I went into this class not really sure what to expect. The base of my knowledge about social media was limited to personal consumption and technologies that interested me. I had not really had a chance to tackle social strategy from a corporate perspective and definitely had not had a chance to take a more bird’s eye view of developments in social media.
It’s been an interesting ride, and I would say the best and most surprising part is just how much of a role social media and digital business has played in the world the last three months and how many developments there have been to social media companies and platforms. It’s truly remarkable to see that world change over the course of a semester.
In an effort to keep this as original as possible given that I have the last blogging day of the group, I’m going to go ahead and frame my leanings in the context of social strategy at my company. I had three key takeaways that I think were the most important to me as a professional at this current time.
New Social Media sites are exciting, but facebook isn’t going away.
There are a ton of new social sites out there – we literally saw sites come and go while we were in class this semester. Each of these sites have new and exciting features that get them labeled “the facebook killer.” Live video, disappearing messages, 140 character comments, and yet facebook is still here. Clearly facebook has found a way to buy, copy or beat features and genuinely stay ahead of the competition. Based on that, a company like Dunkin’ Donuts needs to keep heavy investments in Facebook and focus efforts there.

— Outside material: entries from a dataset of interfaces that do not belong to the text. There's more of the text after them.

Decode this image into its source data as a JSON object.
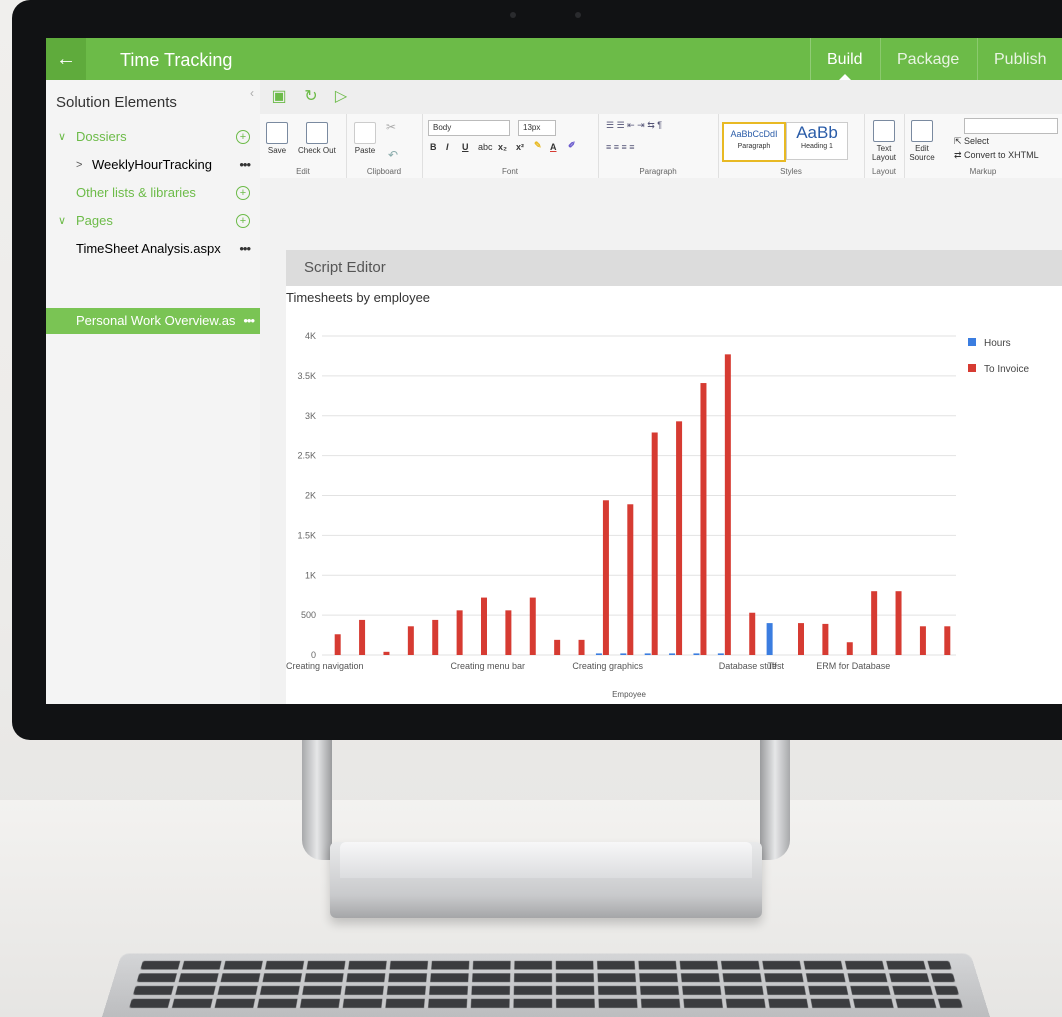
{
  "app": {
    "back_icon": "←",
    "title": "Time Tracking",
    "tabs": [
      {
        "label": "Build",
        "active": true
      },
      {
        "label": "Package",
        "active": false
      },
      {
        "label": "Publish",
        "active": false
      }
    ]
  },
  "sidebar": {
    "heading": "Solution Elements",
    "collapse_icon": "‹",
    "rows": [
      {
        "label": "Dossiers",
        "kind": "section"
      },
      {
        "label": "WeeklyHourTracking",
        "kind": "item"
      },
      {
        "label": "Other lists & libraries",
        "kind": "section"
      },
      {
        "label": "Pages",
        "kind": "section"
      },
      {
        "label": "TimeSheet Analysis.aspx",
        "kind": "item"
      },
      {
        "label": "Personal Work Overview.as",
        "kind": "item-selected"
      }
    ]
  },
  "ribbon": {
    "save": "Save",
    "checkout": "Check Out",
    "paste": "Paste",
    "font_name": "Body",
    "font_size": "13px",
    "style_normal_sample": "AaBbCcDdI",
    "style_normal": "Paragraph",
    "style_h1_sample": "AaBb",
    "style_h1": "Heading 1",
    "text_layout": "Text Layout",
    "edit_source": "Edit Source",
    "select": "Select",
    "convert": "Convert to XHTML",
    "groups": {
      "edit": "Edit",
      "clipboard": "Clipboard",
      "font": "Font",
      "paragraph": "Paragraph",
      "styles": "Styles",
      "layout": "Layout",
      "markup": "Markup"
    }
  },
  "webpart": {
    "title": "Script Editor"
  },
  "chart_data": {
    "type": "bar",
    "title": "Timesheets by employee",
    "xlabel": "Empoyee",
    "ylabel": "",
    "ylim": [
      0,
      4000
    ],
    "y_ticks": [
      "0",
      "500",
      "1K",
      "1.5K",
      "2K",
      "2.5K",
      "3K",
      "3.5K",
      "4K"
    ],
    "x_tick_labels": [
      "Creating navigation",
      "Creating menu bar",
      "Creating graphics",
      "Database stuff",
      "Test",
      "ERM for Database"
    ],
    "legend_position": "top-right",
    "series": [
      {
        "name": "Hours",
        "color": "#3b7de0",
        "values": [
          0,
          0,
          0,
          0,
          0,
          0,
          0,
          0,
          0,
          0,
          0,
          20,
          20,
          20,
          20,
          20,
          20,
          0,
          400,
          0,
          0,
          0,
          0,
          0,
          0,
          0
        ]
      },
      {
        "name": "To Invoice",
        "color": "#d63b32",
        "values": [
          260,
          440,
          40,
          360,
          440,
          560,
          720,
          560,
          720,
          190,
          190,
          1940,
          1890,
          2790,
          2930,
          3410,
          3770,
          530,
          0,
          400,
          390,
          160,
          800,
          800,
          360,
          360
        ]
      }
    ]
  }
}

This will help us reach the most broad audience possible, with the ability to target using Facebook’s amazing advertising targeting capabilities.

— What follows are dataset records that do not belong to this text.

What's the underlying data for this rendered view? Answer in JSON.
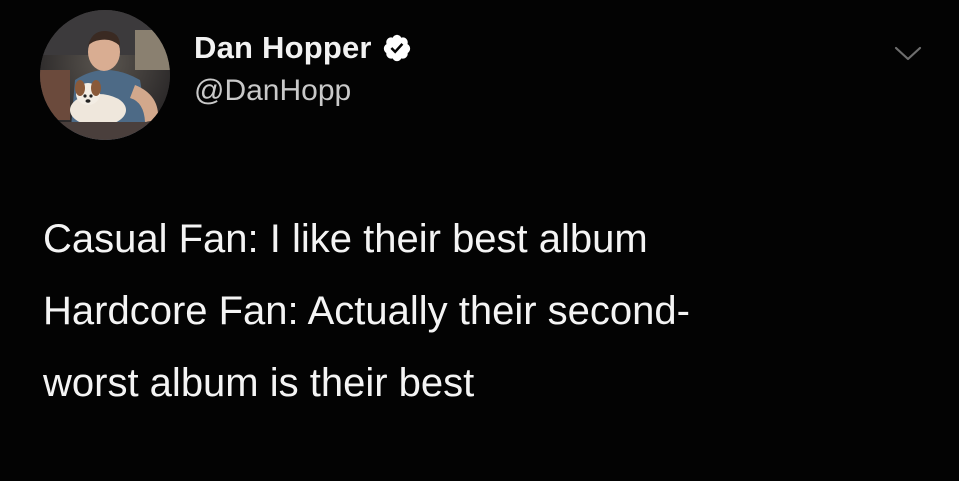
{
  "author": {
    "display_name": "Dan Hopper",
    "handle": "@DanHopp",
    "verified": true,
    "avatar_icon": "profile-photo-icon",
    "verified_icon": "verified-badge-icon"
  },
  "menu": {
    "icon": "chevron-down-icon"
  },
  "tweet": {
    "lines": [
      "Casual Fan: I like their best album",
      "Hardcore Fan: Actually their second-",
      "worst album is their best"
    ]
  },
  "colors": {
    "background": "#030303",
    "text": "#f4f4f4",
    "handle": "#c9c9c9",
    "chevron": "#6e6e6e"
  }
}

You don’t need to be on every social media site.
Knowing that there are so many different social sites, companies need to realize that they should not feel pressured to try and be on all social media sites. These platforms have unique features and audiences that don’t necessarily make sense for each and every brand. Assuming a company doesn’t have an unlimited budget, they should focus on doing a few sites well and being able to create content that is relevant to the consumers on that medium and relevant to that medium (don’t necessarily use the same video on Snapchat that you would use on Facebook). I think it is easy to check the box and say we’re hitting the consumer everywhere, but that is not the right answer.
Every business is ripe for disruption.

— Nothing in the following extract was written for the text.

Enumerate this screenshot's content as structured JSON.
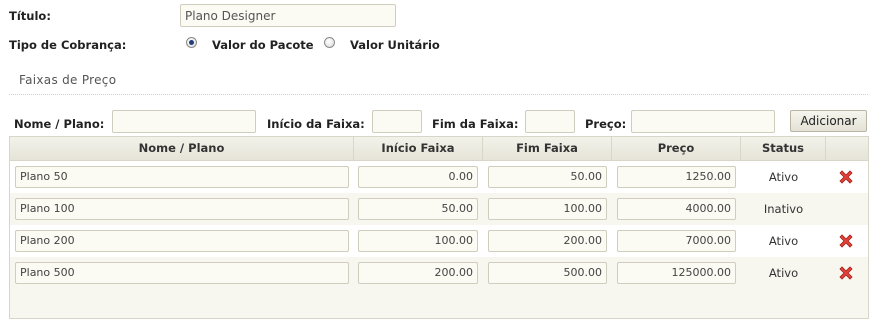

Airbnb is the largest hotel chain, and doesn’t own a single hotel. Uber is the largest taxi company that doesn’t own a single cab. In the digital era, every company and industry is ripe to be disrupted by the new sharing economy and other new business models that need to be taken into consideration. Innovation in technology is challenging traditional ownership models and changing the way people thing about all types of retail. While this may not affect Dunkin’ directly (you probably won’t be willing to share a cup of coffee with a stranger), there are other disruption-ready industries that will affect us and that we need to be ready for. A good example is the car industry. As we discussed extensively during class, self-driving cars are no longer a pipe dream. From Uber’s self-driving test in Pittsburgh, to Tesla’s self-driving advances in their current line of cars, it is easy to see a world where we are no longer behind the wheel. In a world of self-driving cars, ownership is not essential and this opens up to car sharing programs that serve mass-consumer needs. We no longer need to have a car sitting at our office if one can pick us up at the push of the button.
This has a great impact on DD, where more than half of our traffic is through a Drive Thru and many customers outside of cities are driving to our locations even if they’re walking in. This change in how consumers get around everyday is going to greatly affect how we look to reach them. If they are no longer driving, we need to make sure we are reaching them during this newly free time and enticing them to have that car make a stop at Dunkin’ on the way to work.
The final word.
I’ve really enjoyed the unique format of this course and wanted to thank all my classmates who have contributed so much to my learning. I’ve learned a ton from following all of you on Twitter and this blog, and really enjoyed the ride along the way! While the formats have changed, I feel that the approach to thinking through social media and digital technology does not change.